My assumption was that I’d see a slight performance edge on PowerPath VE, but not enough to justify the cost.  Part of this prejudice comes from hearing the other storage guys out there say there’s no need for vendor specific SATP / PSP’s since VMware NMP is so great these days.  Here’s hoping there’s no massive check to write!  By the way, if you prefer to skip the beautiful full color screen shots, go ahead and scroll down to the scorecard for the results.


Tale of the Tape

My test setup was as follows:

Test Setup for PowerPath vs. Round Robin
2 – HP DL380G6 dual socket servers
2 – HP branded Qlogic 4Gbps HBA’s each server
2 – FC connections to a Cisco 9148 and then direct to VMAX
VMware ESXi 5 loaded on both servers
All tests were run on 15K FC disks – no other activity on the array or hosts






Let’s Get It On!

(i’m sure there’s a royalty I will have to pay for saying that)

Host 1 has PowerPath VE 5.7 b173, and host 2 has Round Robin with the defaults. Each HBA has paths to 2 directors on 2 engines. I used IOmeter from a Windows 2008 VM with fairly standard testing setups.  Results are from ESXTOP captures at 2 second intervals.

The first test I ran was 4k 100% read 0% random.  All these are with 32 outstanding IO’s, unless otherwise specified.

Here is Round Robin

And PowerPath VE

First thing I noticed was that Round Robin looks exactly like my mind thought it would look.  Not that that means anything.  I do realize that this test could have been faster on RR with the IOPS set to 1, and maybe I’ll do that in Round 2.  As for round 1, with more than twice the number of IOPS, PowerPath is earning its license fee here for sure.

How about writes?  Here’s 4k 100% write 0% random.

Round Robin


Once again, PowerPath VE shows near 2x the IOPS and data transfer speeds.  I’m starting to see a pattern emerge. 😉

How about larger blocks? 32K 100% read 0% random.

Round Robin


PowerPath is really pulling ahead here with over 2x the IOPS yet again.

32K 100% write 0% random

Round Robin


Wow!  PowerPath is killing it on writes!  Maybe PP has some super-secret password to unlock some extra oomph from VMAX’s cache.  😉

Nevertheless, it’s obvious that PP is beating up on the default Round Robin here, so let’s throw something tougher at them.

Here’s 4K 50% read 25% random with 4 outstanding IO’s.


The gap between the contenders closes a bit with this latest workload at only a 24% improvement for PP.  But as we all know, IOPS doesn’t tell the entire story.  What about latency?

4k 100% write 0% random

Round Robin
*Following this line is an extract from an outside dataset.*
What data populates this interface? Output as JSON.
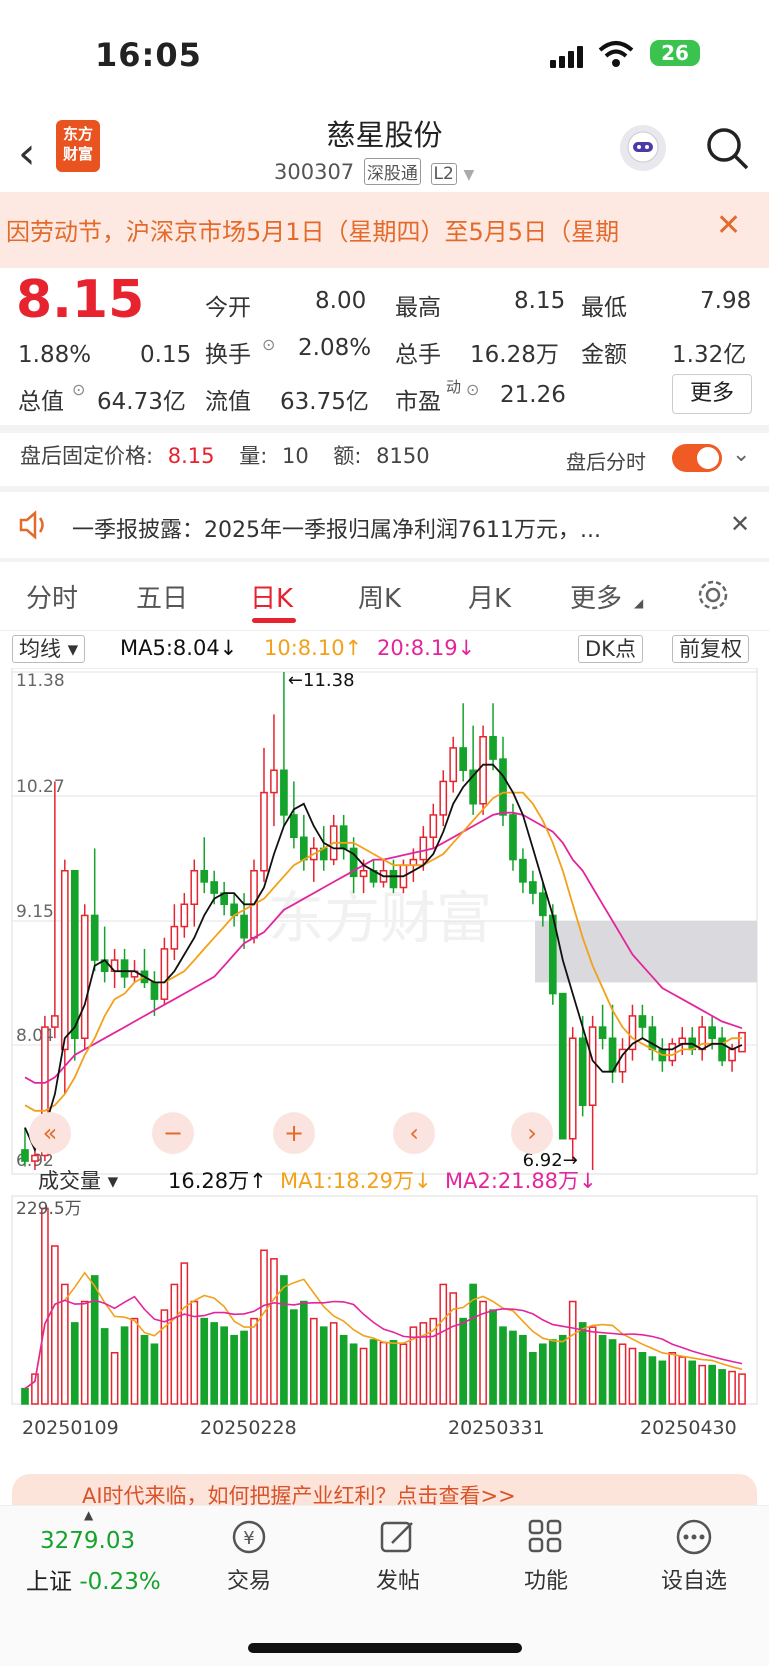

Write latency is 138% higher with Round Robin!  That’s a pretty big gap.  Is it meaningful?  Depends on your workload I guess.

Scorecard after Round 1


So far, PowerPath looks like a necessity for folks running EMC arrays.  I’m not sure how it would work on other arrays, but it really shines on the VMAX.  In some of my tests the IOPS with PowerPath were three times greater than with the standard Round Robin configuration!  I do believe that the gap will shrink if I drop the IOPS setting to 1, but I doubt it will shrink to anywhere near even.  We will see.

In addition to the throughput and latency testing, I also did some failover tests.  I’m going to save that for a later round.  I don’t want this post to get too long.